**Dataset records**

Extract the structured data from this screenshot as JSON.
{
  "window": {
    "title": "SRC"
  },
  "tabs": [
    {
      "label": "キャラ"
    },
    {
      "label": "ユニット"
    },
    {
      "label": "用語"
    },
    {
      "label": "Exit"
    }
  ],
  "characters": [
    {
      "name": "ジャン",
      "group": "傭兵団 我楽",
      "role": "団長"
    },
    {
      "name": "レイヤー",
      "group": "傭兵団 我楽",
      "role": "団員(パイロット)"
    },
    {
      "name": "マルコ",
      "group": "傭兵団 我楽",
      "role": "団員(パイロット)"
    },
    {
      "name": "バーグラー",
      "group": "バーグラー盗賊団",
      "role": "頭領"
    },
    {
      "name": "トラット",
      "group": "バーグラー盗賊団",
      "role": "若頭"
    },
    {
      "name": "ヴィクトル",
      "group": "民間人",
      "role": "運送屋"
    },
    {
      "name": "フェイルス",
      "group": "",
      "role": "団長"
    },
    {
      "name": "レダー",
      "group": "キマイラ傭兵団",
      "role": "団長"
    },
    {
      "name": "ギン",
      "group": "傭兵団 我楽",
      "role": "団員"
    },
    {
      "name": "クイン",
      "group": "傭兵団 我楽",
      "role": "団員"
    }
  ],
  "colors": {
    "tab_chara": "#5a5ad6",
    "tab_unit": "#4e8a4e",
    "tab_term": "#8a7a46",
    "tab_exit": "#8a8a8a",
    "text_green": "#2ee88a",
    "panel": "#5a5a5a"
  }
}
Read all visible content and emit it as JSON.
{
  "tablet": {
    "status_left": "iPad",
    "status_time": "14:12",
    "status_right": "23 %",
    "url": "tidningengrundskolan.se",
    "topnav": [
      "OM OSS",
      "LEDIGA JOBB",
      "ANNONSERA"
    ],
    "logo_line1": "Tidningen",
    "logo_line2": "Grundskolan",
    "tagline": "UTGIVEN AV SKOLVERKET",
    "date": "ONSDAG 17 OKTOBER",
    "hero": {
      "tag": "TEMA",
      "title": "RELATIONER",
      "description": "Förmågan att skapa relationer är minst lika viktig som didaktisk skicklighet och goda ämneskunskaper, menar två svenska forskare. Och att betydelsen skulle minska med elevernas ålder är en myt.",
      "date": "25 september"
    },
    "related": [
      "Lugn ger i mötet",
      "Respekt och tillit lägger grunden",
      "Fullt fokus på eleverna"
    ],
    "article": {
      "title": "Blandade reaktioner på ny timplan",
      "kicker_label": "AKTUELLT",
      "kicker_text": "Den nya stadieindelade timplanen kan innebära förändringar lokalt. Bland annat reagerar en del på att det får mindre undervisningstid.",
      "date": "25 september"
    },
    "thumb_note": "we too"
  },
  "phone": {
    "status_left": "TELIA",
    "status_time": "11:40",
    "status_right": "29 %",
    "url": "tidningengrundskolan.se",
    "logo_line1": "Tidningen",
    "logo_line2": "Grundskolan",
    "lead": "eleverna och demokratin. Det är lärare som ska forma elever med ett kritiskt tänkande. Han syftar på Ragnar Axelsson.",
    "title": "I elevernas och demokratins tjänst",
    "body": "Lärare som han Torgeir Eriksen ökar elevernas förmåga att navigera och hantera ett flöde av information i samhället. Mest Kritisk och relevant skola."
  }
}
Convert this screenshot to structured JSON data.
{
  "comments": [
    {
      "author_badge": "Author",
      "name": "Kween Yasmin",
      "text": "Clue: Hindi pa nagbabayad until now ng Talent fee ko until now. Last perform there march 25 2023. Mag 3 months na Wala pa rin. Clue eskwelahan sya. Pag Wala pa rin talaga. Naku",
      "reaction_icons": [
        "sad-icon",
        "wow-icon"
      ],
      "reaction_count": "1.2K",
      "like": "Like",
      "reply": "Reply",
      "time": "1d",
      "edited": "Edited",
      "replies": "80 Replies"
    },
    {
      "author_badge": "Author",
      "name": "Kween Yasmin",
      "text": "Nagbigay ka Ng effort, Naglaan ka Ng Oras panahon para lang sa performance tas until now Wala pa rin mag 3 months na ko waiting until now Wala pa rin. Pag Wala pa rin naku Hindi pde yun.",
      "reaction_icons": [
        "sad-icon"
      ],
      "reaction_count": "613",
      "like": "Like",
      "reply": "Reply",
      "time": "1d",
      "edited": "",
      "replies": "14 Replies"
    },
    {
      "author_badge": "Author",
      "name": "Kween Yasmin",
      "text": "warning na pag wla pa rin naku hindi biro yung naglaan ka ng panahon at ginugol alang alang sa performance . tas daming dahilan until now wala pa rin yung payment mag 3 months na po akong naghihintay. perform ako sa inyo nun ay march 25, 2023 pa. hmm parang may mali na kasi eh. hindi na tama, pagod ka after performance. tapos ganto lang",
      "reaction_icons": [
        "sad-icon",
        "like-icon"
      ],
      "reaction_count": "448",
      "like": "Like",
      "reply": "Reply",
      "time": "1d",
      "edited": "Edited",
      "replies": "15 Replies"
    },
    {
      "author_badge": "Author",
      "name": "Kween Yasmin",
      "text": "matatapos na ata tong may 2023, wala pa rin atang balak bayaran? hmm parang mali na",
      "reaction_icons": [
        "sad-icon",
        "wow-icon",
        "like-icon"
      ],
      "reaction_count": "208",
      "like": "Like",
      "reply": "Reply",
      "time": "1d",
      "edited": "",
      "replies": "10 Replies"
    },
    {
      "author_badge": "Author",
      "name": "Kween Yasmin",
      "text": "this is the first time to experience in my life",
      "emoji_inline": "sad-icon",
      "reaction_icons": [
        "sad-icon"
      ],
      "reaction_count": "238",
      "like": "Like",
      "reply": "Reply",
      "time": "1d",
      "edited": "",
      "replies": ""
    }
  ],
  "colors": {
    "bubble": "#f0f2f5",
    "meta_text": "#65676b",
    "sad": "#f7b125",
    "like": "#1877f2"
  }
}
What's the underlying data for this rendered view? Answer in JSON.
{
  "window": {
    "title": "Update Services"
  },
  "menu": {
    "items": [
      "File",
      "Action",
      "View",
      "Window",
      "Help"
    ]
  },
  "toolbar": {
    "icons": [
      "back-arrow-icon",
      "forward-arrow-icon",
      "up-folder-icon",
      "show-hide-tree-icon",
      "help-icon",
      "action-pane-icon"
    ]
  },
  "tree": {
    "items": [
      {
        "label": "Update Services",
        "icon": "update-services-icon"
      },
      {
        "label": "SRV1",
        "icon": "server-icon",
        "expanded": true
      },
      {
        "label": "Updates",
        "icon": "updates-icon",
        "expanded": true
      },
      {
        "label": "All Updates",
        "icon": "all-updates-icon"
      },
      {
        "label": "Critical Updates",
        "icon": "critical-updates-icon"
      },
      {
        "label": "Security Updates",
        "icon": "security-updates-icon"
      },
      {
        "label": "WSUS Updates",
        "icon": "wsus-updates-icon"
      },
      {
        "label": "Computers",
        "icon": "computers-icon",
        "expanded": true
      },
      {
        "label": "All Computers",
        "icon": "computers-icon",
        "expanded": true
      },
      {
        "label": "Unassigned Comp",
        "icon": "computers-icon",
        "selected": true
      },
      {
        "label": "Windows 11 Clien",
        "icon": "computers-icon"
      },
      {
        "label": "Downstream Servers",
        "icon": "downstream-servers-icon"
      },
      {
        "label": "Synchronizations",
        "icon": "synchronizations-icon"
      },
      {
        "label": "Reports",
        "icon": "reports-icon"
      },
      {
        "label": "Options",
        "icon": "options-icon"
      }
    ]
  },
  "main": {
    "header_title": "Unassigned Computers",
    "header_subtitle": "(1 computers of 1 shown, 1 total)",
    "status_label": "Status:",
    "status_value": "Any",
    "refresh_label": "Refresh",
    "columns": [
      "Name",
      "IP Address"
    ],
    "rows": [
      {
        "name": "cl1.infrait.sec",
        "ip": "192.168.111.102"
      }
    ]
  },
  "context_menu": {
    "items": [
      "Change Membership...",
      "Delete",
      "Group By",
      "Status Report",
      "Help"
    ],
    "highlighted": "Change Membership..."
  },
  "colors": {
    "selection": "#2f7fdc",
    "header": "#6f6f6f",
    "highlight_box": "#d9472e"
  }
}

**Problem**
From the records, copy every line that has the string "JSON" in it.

**Output of the exercise**
Extract the structured data from this screenshot as JSON.
Read all visible content and emit it as JSON.
Convert this screenshot to structured JSON data.
What's the underlying data for this rendered view? Answer in JSON.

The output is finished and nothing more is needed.